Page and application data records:
[Start of Attachment]

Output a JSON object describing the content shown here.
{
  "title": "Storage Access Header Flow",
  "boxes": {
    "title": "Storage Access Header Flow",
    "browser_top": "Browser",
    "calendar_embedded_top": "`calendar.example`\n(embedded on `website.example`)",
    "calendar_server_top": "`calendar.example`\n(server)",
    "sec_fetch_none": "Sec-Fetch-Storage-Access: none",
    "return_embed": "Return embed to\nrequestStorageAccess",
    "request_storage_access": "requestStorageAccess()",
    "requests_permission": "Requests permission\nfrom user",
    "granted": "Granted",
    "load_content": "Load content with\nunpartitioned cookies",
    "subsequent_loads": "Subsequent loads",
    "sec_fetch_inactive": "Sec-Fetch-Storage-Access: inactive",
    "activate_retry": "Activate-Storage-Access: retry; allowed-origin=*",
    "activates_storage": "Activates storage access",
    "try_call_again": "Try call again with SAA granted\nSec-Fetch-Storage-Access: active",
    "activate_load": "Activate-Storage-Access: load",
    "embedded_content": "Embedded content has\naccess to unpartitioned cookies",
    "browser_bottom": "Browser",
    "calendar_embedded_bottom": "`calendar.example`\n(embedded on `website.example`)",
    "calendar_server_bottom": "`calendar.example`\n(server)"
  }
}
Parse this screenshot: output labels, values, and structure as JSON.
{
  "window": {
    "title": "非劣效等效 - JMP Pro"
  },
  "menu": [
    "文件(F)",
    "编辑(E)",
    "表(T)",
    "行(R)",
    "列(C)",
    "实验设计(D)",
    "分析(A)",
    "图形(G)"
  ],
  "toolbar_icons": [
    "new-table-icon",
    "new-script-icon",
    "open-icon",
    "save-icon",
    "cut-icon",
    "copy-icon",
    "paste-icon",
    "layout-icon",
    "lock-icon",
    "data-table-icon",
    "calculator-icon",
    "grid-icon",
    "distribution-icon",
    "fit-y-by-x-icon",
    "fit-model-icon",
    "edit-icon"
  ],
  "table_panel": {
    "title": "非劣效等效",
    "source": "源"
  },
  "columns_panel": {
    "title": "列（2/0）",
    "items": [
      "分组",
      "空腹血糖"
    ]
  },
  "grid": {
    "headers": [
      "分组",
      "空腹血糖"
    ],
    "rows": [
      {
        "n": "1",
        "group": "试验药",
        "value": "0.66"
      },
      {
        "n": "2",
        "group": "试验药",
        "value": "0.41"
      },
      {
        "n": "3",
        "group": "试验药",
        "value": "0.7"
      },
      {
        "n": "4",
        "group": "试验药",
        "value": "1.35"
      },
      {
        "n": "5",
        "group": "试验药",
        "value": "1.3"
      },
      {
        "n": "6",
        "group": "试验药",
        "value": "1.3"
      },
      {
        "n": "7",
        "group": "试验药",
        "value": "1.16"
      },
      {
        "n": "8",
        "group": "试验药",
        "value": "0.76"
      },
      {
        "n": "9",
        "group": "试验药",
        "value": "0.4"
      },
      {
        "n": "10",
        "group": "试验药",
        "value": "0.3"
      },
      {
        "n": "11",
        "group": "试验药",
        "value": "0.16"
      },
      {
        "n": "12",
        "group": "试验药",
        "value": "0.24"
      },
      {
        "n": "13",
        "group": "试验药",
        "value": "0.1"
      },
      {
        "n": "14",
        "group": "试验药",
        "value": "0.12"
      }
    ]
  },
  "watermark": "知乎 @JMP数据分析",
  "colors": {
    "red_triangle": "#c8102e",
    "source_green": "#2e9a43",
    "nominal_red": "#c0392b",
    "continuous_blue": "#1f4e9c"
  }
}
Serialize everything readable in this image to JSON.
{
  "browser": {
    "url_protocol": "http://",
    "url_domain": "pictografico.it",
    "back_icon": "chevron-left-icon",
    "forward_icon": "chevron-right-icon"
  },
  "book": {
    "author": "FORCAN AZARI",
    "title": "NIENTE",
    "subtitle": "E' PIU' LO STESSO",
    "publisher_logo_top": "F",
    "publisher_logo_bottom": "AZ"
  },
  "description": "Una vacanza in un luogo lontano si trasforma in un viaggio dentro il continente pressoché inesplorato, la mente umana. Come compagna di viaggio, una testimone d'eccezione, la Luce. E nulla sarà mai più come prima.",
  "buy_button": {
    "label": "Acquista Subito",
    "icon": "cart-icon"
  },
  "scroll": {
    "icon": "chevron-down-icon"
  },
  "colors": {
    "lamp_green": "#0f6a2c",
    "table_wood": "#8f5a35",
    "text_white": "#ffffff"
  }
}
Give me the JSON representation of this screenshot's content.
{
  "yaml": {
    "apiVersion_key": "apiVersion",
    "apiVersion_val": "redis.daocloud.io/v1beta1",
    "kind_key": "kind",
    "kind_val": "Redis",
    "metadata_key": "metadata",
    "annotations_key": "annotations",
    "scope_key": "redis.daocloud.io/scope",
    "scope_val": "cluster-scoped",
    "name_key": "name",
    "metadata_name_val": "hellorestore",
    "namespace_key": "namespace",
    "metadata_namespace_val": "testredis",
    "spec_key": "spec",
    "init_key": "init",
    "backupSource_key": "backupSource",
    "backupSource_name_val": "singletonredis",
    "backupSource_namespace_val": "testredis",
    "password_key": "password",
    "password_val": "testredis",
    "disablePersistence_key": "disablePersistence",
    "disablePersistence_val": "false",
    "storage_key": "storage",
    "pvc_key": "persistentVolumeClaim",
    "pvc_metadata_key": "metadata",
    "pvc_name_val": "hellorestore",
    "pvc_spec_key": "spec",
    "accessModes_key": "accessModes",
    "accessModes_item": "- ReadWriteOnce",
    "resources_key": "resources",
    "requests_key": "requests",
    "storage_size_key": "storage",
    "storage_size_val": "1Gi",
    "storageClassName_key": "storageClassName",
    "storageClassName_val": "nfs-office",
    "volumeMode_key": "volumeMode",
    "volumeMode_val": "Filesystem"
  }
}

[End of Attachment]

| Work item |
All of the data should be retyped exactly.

| Answer space |
Output a JSON object describing the content shown here.
{
  "title": "Storage Access Header Flow",
  "boxes": {
    "title": "Storage Access Header Flow",
    "browser_top": "Browser",
    "calendar_embedded_top": "`calendar.example`\n(embedded on `website.example`)",
    "calendar_server_top": "`calendar.example`\n(server)",
    "sec_fetch_none": "Sec-Fetch-Storage-Access: none",
    "return_embed": "Return embed to\nrequestStorageAccess",
    "request_storage_access": "requestStorageAccess()",
    "requests_permission": "Requests permission\nfrom user",
    "granted": "Granted",
    "load_content": "Load content with\nunpartitioned cookies",
    "subsequent_loads": "Subsequent loads",
    "sec_fetch_inactive": "Sec-Fetch-Storage-Access: inactive",
    "activate_retry": "Activate-Storage-Access: retry; allowed-origin=*",
    "activates_storage": "Activates storage access",
    "try_call_again": "Try call again with SAA granted\nSec-Fetch-Storage-Access: active",
    "activate_load": "Activate-Storage-Access: load",
    "embedded_content": "Embedded content has\naccess to unpartitioned cookies",
    "browser_bottom": "Browser",
    "calendar_embedded_bottom": "`calendar.example`\n(embedded on `website.example`)",
    "calendar_server_bottom": "`calendar.example`\n(server)"
  }
}
Parse this screenshot: output labels, values, and structure as JSON.
{
  "window": {
    "title": "非劣效等效 - JMP Pro"
  },
  "menu": [
    "文件(F)",
    "编辑(E)",
    "表(T)",
    "行(R)",
    "列(C)",
    "实验设计(D)",
    "分析(A)",
    "图形(G)"
  ],
  "toolbar_icons": [
    "new-table-icon",
    "new-script-icon",
    "open-icon",
    "save-icon",
    "cut-icon",
    "copy-icon",
    "paste-icon",
    "layout-icon",
    "lock-icon",
    "data-table-icon",
    "calculator-icon",
    "grid-icon",
    "distribution-icon",
    "fit-y-by-x-icon",
    "fit-model-icon",
    "edit-icon"
  ],
  "table_panel": {
    "title": "非劣效等效",
    "source": "源"
  },
  "columns_panel": {
    "title": "列（2/0）",
    "items": [
      "分组",
      "空腹血糖"
    ]
  },
  "grid": {
    "headers": [
      "分组",
      "空腹血糖"
    ],
    "rows": [
      {
        "n": "1",
        "group": "试验药",
        "value": "0.66"
      },
      {
        "n": "2",
        "group": "试验药",
        "value": "0.41"
      },
      {
        "n": "3",
        "group": "试验药",
        "value": "0.7"
      },
      {
        "n": "4",
        "group": "试验药",
        "value": "1.35"
      },
      {
        "n": "5",
        "group": "试验药",
        "value": "1.3"
      },
      {
        "n": "6",
        "group": "试验药",
        "value": "1.3"
      },
      {
        "n": "7",
        "group": "试验药",
        "value": "1.16"
      },
      {
        "n": "8",
        "group": "试验药",
        "value": "0.76"
      },
      {
        "n": "9",
        "group": "试验药",
        "value": "0.4"
      },
      {
        "n": "10",
        "group": "试验药",
        "value": "0.3"
      },
      {
        "n": "11",
        "group": "试验药",
        "value": "0.16"
      },
      {
        "n": "12",
        "group": "试验药",
        "value": "0.24"
      },
      {
        "n": "13",
        "group": "试验药",
        "value": "0.1"
      },
      {
        "n": "14",
        "group": "试验药",
        "value": "0.12"
      }
    ]
  },
  "watermark": "知乎 @JMP数据分析",
  "colors": {
    "red_triangle": "#c8102e",
    "source_green": "#2e9a43",
    "nominal_red": "#c0392b",
    "continuous_blue": "#1f4e9c"
  }
}
Serialize everything readable in this image to JSON.
{
  "browser": {
    "url_protocol": "http://",
    "url_domain": "pictografico.it",
    "back_icon": "chevron-left-icon",
    "forward_icon": "chevron-right-icon"
  },
  "book": {
    "author": "FORCAN AZARI",
    "title": "NIENTE",
    "subtitle": "E' PIU' LO STESSO",
    "publisher_logo_top": "F",
    "publisher_logo_bottom": "AZ"
  },
  "description": "Una vacanza in un luogo lontano si trasforma in un viaggio dentro il continente pressoché inesplorato, la mente umana. Come compagna di viaggio, una testimone d'eccezione, la Luce. E nulla sarà mai più come prima.",
  "buy_button": {
    "label": "Acquista Subito",
    "icon": "cart-icon"
  },
  "scroll": {
    "icon": "chevron-down-icon"
  },
  "colors": {
    "lamp_green": "#0f6a2c",
    "table_wood": "#8f5a35",
    "text_white": "#ffffff"
  }
}
Give me the JSON representation of this screenshot's content.
{
  "yaml": {
    "apiVersion_key": "apiVersion",
    "apiVersion_val": "redis.daocloud.io/v1beta1",
    "kind_key": "kind",
    "kind_val": "Redis",
    "metadata_key": "metadata",
    "annotations_key": "annotations",
    "scope_key": "redis.daocloud.io/scope",
    "scope_val": "cluster-scoped",
    "name_key": "name",
    "metadata_name_val": "hellorestore",
    "namespace_key": "namespace",
    "metadata_namespace_val": "testredis",
    "spec_key": "spec",
    "init_key": "init",
    "backupSource_key": "backupSource",
    "backupSource_name_val": "singletonredis",
    "backupSource_namespace_val": "testredis",
    "password_key": "password",
    "password_val": "testredis",
    "disablePersistence_key": "disablePersistence",
    "disablePersistence_val": "false",
    "storage_key": "storage",
    "pvc_key": "persistentVolumeClaim",
    "pvc_metadata_key": "metadata",
    "pvc_name_val": "hellorestore",
    "pvc_spec_key": "spec",
    "accessModes_key": "accessModes",
    "accessModes_item": "- ReadWriteOnce",
    "resources_key": "resources",
    "requests_key": "requests",
    "storage_size_key": "storage",
    "storage_size_val": "1Gi",
    "storageClassName_key": "storageClassName",
    "storageClassName_val": "nfs-office",
    "volumeMode_key": "volumeMode",
    "volumeMode_val": "Filesystem"
  }
}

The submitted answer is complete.